There is a line during Malcolm Fox’s scene waiting to see his ill father: “No, it was his father’s sour realism he’d reached out for – and part of him still wanted it” – that seems to me to encapsulate the Rankin aesthetic. He depicts a world where the good are frustrated and compromised, where the villains have a code of honour and where the wicked go unpunished. One of the virtues of the crime genre is to be a thermometer to contemporary anxieties, and here Rankin deals with not just the most obvious ghastliness, in the form of “instances of historic abuse”, but the problems arising from the creation of Police Scotland. No-one is quite as good at the procedural part of “police procedural” as Rankin and there is a great deal of skill involved in making inter-departmental rivalries as gripping as he makes them.

It brings into sharp relief the difference between the police procedural and the “Golden Age” crime novels of Christie, Sayers and Marsh. There is simply – spoiler alert – no way for the reader to deduce the murderer from the set-up. Rebus doesn’t uncover the facts, he learns them.

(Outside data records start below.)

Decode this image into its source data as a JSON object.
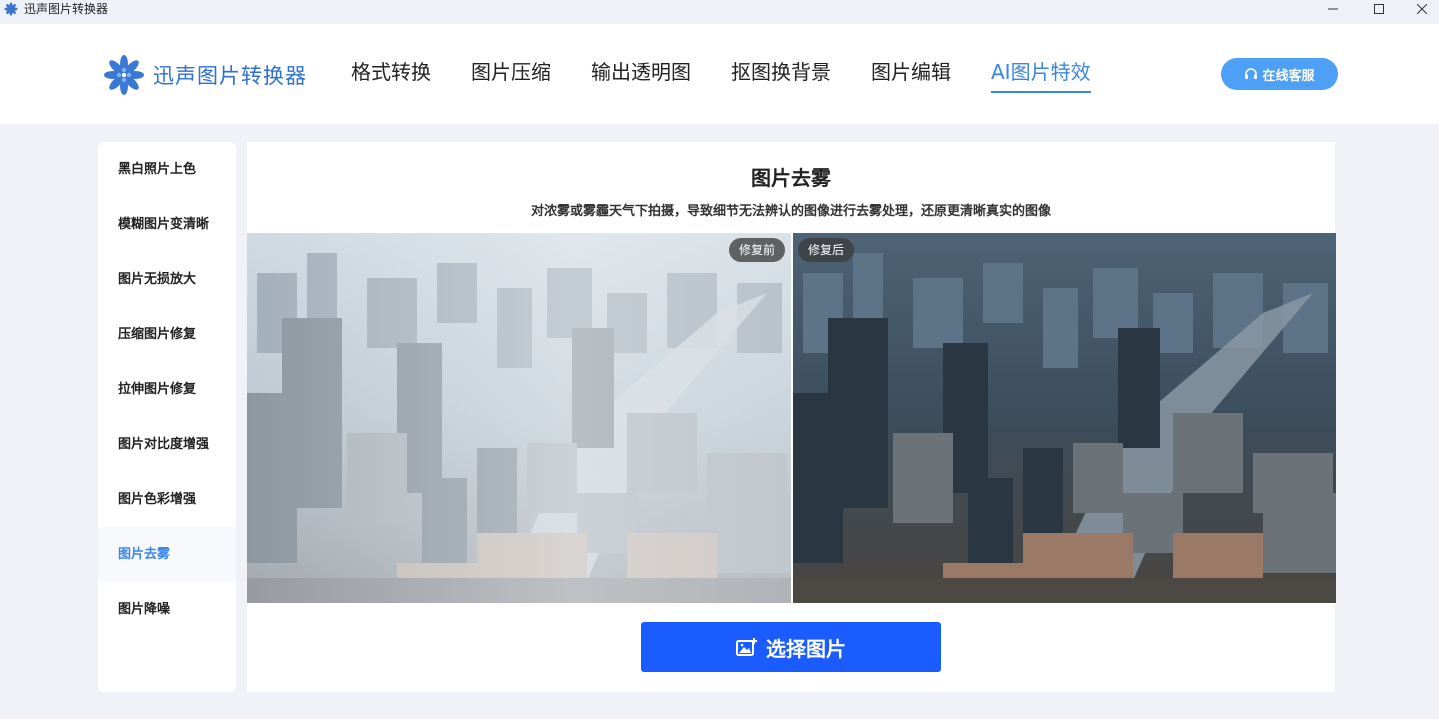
{
  "window": {
    "title": "迅声图片转换器",
    "icon": "snowflake-logo-icon"
  },
  "header": {
    "logo_text": "迅声图片转换器",
    "nav": [
      {
        "label": "格式转换",
        "active": false
      },
      {
        "label": "图片压缩",
        "active": false
      },
      {
        "label": "输出透明图",
        "active": false
      },
      {
        "label": "抠图换背景",
        "active": false
      },
      {
        "label": "图片编辑",
        "active": false
      },
      {
        "label": "AI图片特效",
        "active": true
      }
    ],
    "service_label": "在线客服",
    "service_icon": "headset-icon"
  },
  "sidebar": {
    "items": [
      {
        "label": "黑白照片上色",
        "active": false
      },
      {
        "label": "模糊图片变清晰",
        "active": false
      },
      {
        "label": "图片无损放大",
        "active": false
      },
      {
        "label": "压缩图片修复",
        "active": false
      },
      {
        "label": "拉伸图片修复",
        "active": false
      },
      {
        "label": "图片对比度增强",
        "active": false
      },
      {
        "label": "图片色彩增强",
        "active": false
      },
      {
        "label": "图片去雾",
        "active": true
      },
      {
        "label": "图片降噪",
        "active": false
      }
    ]
  },
  "main": {
    "title": "图片去雾",
    "subtitle": "对浓雾或雾霾天气下拍摄，导致细节无法辨认的图像进行去雾处理，还原更清晰真实的图像",
    "before_label": "修复前",
    "after_label": "修复后",
    "choose_label": "选择图片",
    "choose_icon": "add-image-icon"
  },
  "colors": {
    "accent": "#3a86e8",
    "primary_button": "#1a5cff",
    "service_button": "#4da0f5",
    "background": "#f0f2f7"
  }
}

One tiny exchange catches this wonderfully: “It’s a theory,” Rebus acknowledged. “Everything is, until there’s proof.” The momentum of the novel is in the proliferation of hypotheses against the blunt and slowly revealed facts. The way in which throwaway details, from a desk drawer being ajar to restaurant flyers to a stray dog – one of these is a clever red herring – accumulate importance is done with expertise.

As with the other Rebus novels, there is a silent character almost more important than Rebus, Clarke, Fox and Cafferty: the city of Edinburgh itself. I wonder if the pleasure readers get from the Rebus books in some way depends on their familiarity with the city. At one crucial juncture, an all-night petrol station on Leith Walk is mentioned. My eyebrow immediately hit the ceiling – there are no all-night petrol stations on Leith Walk. It turns out to be an important error on the character’s rather than the author’s part, but the frisson of recognition is clearly part of the appeal.

Pacy, engaging, smart, ingenious, excellently riddled and raddled – what’s not to like about Rebus? Well, one thing does loom. Rankin has kept time with the times very neatly, and, by my count, this is the fourth Rebus novel since the self-proclaimed “last” Rebus, Exit Music. And all good things etc as the saying goes. Is there a “Reichenbach” file on Rankin’s computer, a way to deal with his own character’s inevitable mortality? He might be smoking less – and sceptical about vaping – and drinking less, but one wouldn’t want him wheeled out to grumble and mumble at his erstwhile protégés forever. Give him a great send-off, as he deserves. And as they deserve – in Fox and Clarke, Rankin has created characters equal to his most famous, and Even Dogs In The Wild at least provides them with professional and personal unfinished business.